After the Toyota Prius kick-started the hybrid trend back in 1997, the technology has come a long way in 21 years and the powertrain has become very popular indeed.
Following the initial success of the Prius, Toyota has continued to add hybrid models to its line-up, so much so that now seven different models are available with the petrol-electric setup.
Here is one of them, the Auris Hybrid Touring Sports – which is currently in a market of its own as the only compact hybrid estate.
But can the Auris Hybrid overcome rivals like the larger Kia Optima PHEV and hatchback Volkswagen Golf GTE? We take a look…
Under the bonnet is the same 1.8-litre petrol hybrid setup you would find in the Prius, which uses a self-charging system that is charged by acceleration and deceleration and not by plugging it in. The hybrid system is suited for the urban environment as with the continuous changing of speed, the batteries charge quicker and you can use the electric power at lower speeds for longer.
With that setup, it can return in excess of 60mpg and 99g/km CO2. The petrol-hybrid setup offers 134bhp and 180Nm of torque, meaning a 0-60mph time of 11 seconds and a top speed of 111mph.
Ride & Handling
Toyotas are usually built to be easy to drive, comfortable and smooth through the corners, and the Auris Touring Sport is no exception to the rule. The steering lacks feel when you show the car a series of fast corners and body roll is evident – but as with the powertrain, the Auris is setup to be good in town which is what it's made for.
For urban driving, the steering is sharp and gives you confidence in tighter spaces, meaning you can swiftly move in and out of car parks despite the car’s size. With the long wheelbase and soft suspension setup, the Auris soaks up the bumps well and means you’ll get a smooth ride.Enquire Now on a new Toyota Auris
Interior & Equipment
As it’s an estate, space isn’t an issue and with the large rear opening, low loading space and square dimensions, the Auris doesn’t lack practicality. Rear passenger space is also very good, with taller passengers able to sit in comfort in front of the 543-litre boot – which can grow to 1,609 litres with the rear seats folded down.
Everything is built to last and put together well as the quality is pretty standard. That being said, you still get Toyota’s Touch 2 touchscreen infotainment system, electric windows, a reversing camera, front foglights and 16-inch alloy wheels.
With Icon the lowest trim available to the hybrid options, the Auris Touring Sports also comes with a leather multifunction steering wheel, Bluetooth with smartphone connectivity, a DAB radio and Toyota Safety Sense – which adds pre-collision braking, automatic headlights and high-beam, lane departure alert and road sign assist.
The Design and Excel trims do add extra gear and design features, such as leather upholstery, chrome detailing and automatic features – like door mirrors, LED headlights and wipers.
Prices for the Auris Hybrid Touring Sports start from £23,610, which is £2,250 more than the base petrol option. That extra initial cost can be offset by the running costs, which on average will be lower thanks to better fuel economy and lower emissions.
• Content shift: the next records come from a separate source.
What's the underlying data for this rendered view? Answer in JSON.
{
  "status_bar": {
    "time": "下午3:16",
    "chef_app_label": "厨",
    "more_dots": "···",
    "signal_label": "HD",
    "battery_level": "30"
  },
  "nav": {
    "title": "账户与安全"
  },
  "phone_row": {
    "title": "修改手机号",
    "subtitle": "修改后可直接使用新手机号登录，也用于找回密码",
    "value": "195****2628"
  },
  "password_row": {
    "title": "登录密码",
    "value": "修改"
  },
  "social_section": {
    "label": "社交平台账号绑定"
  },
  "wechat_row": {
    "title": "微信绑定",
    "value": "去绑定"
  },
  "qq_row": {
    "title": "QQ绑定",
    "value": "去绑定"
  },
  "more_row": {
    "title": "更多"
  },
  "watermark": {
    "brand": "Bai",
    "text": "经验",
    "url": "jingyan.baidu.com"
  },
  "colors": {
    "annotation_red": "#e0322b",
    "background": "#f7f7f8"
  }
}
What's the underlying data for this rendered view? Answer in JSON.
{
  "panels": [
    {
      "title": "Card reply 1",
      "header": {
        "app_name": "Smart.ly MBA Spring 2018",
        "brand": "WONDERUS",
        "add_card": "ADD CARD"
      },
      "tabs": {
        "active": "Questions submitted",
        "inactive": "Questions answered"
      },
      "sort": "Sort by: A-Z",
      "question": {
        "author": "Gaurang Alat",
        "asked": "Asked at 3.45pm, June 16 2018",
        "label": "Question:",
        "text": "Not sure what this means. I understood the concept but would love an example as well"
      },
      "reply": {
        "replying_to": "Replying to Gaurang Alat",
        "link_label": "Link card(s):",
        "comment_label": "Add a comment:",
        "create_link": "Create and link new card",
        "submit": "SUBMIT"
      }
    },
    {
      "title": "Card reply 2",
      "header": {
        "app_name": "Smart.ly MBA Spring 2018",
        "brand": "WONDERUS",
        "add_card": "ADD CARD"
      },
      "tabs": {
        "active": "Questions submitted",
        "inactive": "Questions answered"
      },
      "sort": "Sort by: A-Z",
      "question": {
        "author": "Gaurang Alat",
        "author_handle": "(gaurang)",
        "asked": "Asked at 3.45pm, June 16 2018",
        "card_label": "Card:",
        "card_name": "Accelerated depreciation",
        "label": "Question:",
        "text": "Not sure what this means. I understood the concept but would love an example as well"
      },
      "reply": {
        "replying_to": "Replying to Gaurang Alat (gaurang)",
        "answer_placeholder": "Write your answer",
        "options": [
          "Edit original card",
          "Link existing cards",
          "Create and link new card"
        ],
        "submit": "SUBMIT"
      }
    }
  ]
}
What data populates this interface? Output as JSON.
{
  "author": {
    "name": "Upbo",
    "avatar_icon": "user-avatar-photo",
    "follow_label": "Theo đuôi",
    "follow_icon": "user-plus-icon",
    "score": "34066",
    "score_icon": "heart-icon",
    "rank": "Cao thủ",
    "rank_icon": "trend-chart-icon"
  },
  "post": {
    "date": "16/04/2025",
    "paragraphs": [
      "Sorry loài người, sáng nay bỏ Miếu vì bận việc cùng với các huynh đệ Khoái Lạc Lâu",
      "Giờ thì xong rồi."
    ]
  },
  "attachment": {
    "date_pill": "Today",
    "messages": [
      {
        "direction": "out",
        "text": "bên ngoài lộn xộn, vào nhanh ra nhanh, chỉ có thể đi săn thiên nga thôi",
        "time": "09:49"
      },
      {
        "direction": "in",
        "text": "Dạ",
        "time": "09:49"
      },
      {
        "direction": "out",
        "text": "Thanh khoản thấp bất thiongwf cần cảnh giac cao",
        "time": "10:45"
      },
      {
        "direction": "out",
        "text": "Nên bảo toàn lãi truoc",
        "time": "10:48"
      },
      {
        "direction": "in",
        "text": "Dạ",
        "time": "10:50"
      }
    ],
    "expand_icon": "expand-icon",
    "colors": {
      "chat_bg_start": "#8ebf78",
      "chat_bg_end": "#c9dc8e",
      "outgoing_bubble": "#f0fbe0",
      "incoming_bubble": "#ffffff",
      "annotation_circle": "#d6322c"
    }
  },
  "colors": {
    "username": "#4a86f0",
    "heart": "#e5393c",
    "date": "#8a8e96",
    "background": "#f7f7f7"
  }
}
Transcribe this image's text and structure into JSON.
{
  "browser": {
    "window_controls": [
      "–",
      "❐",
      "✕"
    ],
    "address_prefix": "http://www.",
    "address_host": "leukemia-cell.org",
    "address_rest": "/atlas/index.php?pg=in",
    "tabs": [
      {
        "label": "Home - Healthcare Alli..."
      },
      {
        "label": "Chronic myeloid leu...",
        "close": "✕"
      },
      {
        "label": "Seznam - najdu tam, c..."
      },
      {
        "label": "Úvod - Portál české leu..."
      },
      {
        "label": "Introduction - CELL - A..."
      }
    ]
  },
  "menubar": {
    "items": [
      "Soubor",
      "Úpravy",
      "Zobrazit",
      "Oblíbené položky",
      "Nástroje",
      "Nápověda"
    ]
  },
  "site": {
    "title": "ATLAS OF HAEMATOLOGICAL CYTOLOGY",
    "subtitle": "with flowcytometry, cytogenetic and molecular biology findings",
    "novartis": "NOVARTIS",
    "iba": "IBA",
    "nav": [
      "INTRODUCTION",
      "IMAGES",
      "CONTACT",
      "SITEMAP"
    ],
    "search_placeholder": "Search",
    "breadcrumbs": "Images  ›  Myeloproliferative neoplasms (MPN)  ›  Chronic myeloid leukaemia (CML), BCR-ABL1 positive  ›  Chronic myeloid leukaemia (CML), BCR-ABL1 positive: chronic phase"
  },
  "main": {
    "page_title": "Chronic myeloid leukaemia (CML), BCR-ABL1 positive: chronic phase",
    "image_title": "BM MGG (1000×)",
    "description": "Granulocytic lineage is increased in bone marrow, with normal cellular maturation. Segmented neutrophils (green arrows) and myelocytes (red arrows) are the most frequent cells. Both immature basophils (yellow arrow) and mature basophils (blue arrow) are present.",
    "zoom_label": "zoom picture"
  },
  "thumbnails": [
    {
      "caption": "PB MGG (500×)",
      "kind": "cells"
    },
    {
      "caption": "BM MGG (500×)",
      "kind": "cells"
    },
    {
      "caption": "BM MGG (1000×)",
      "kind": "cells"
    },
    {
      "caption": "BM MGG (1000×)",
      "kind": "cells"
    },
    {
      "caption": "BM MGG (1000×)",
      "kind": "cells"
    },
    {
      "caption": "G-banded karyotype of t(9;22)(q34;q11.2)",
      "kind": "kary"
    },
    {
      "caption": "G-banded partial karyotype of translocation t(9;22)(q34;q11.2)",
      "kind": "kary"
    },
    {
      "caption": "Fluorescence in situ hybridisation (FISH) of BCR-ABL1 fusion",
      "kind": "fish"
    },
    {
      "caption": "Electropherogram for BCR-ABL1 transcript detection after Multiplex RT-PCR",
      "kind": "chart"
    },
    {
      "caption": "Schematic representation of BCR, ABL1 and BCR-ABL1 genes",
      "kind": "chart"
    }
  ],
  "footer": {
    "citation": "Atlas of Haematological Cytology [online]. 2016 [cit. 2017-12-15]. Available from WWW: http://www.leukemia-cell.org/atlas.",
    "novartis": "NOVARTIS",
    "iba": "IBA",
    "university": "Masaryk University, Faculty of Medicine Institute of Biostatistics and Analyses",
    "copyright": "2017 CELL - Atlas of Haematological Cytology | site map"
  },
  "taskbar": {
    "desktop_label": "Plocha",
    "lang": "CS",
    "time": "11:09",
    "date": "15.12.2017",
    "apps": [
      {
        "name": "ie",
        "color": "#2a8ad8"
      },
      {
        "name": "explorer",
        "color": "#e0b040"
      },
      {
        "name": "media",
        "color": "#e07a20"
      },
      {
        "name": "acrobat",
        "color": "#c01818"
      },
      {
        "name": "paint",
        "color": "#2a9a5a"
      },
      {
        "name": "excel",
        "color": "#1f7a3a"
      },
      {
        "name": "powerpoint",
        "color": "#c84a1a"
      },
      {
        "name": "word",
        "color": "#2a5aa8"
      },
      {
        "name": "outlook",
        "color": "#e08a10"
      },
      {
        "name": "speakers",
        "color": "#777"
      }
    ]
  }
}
The Icon model we tested came with only £250 worth of extras, but in the grand scheme of things that didn’t add too much to the overall package.
As the sole compact hybrid estate available, the Auris Hybrid Touring Sports is a unique prospect and is only challenged by smaller hybrid hatchbacks and larger estates. With plenty of space and practical features, the model does have plenty of pluses, such as a five-year warranty, measured fuel consumption and, as with any Toyota, excellent reliability. If you’re after an economical, compact estate, look no further.Test drive a new Toyota Auris hybrid